At the Good Friday service, the little girl stayed a few steps behind as her mother approached the cross. The mother kissed the cross and moved aside. Then the little girl walked up to the cross, threw her arms around the wood and hugged the cross.faith-suffering-transformationEmbrace the cross, I thought.

I wonder if this little girl will remember the moment that she hugged the cross. Will she grow up to be someone who will embrace her sufferings? Right now, she seems so innocent and unscathed. But doesn’t everyone suffer something at some time? Something that leaves a scar? Some hurt that needs to be transformed?

Her spontaneous gesture reminded me of my own reactions to Good Friday when I was a child. I, too, embraced the cross.

I connected with Jesus’ suffering and recognized a kindred spirit in him. His innocence touched my own. His abandonment spoke to my own sense of betrayal. Jesus suffered along with me—or was it that I was suffering along with him? I’m not sure, but I know that his calling out to God showed me that I was not alone. Jesus was with me as I called to God for help.

But I got stuck on Good Friday, and for many years, I clung to the darkness of it; darkness seemed to be a perfect image for my life.

Then, at some point, I realized that Jesus had moved beyond that despair to resurrection, and that he invited me to move beyond my own misery into the light.faith-suffering-transformationAs I watched that little girl hugging the cross on Good Friday, I remembered an aha moment many years ago when I knew that I needed to hug my own hurt, that I had to welcome my past and embrace it if I wanted to be healed.

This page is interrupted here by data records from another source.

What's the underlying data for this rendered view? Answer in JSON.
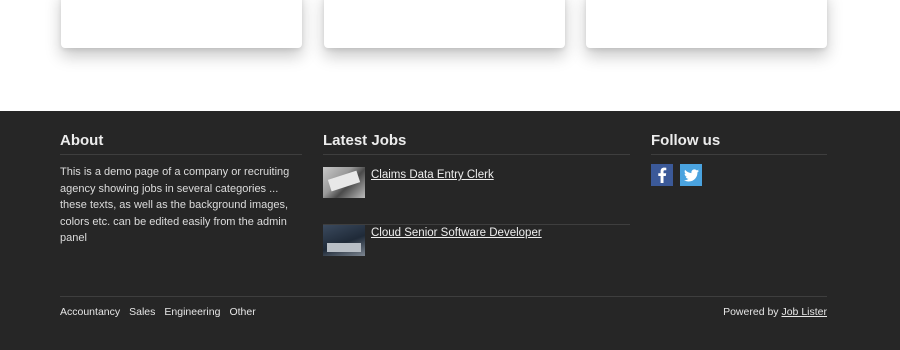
{
  "about": {
    "title": "About",
    "text": "This is a demo page of a company or recruiting agency showing jobs in several categories ... these texts, as well as the background images, colors etc. can be edited easily from the admin panel"
  },
  "latest_jobs": {
    "title": "Latest Jobs",
    "items": [
      {
        "title": "Claims Data Entry Clerk",
        "thumb_icon": "keyboard-photo"
      },
      {
        "title": "Cloud Senior Software Developer",
        "thumb_icon": "laptop-photo"
      }
    ]
  },
  "follow": {
    "title": "Follow us",
    "icons": [
      "facebook-icon",
      "twitter-icon"
    ]
  },
  "categories": [
    "Accountancy",
    "Sales",
    "Engineering",
    "Other"
  ],
  "powered": {
    "prefix": "Powered by ",
    "link": "Job Lister"
  },
  "colors": {
    "footer_bg": "#262626",
    "facebook": "#3b5998",
    "twitter": "#4aa3df"
  }
}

Good Friday is not the end; it is one part of the journey toward resurrection. Good Friday anticipates Easter Sunday and the promise of transforming my pain into gift and even blessing. Only by embracing my cross can I be healed and move on to live in Easter hope and joy. Alleluia.faith-suffering-transformation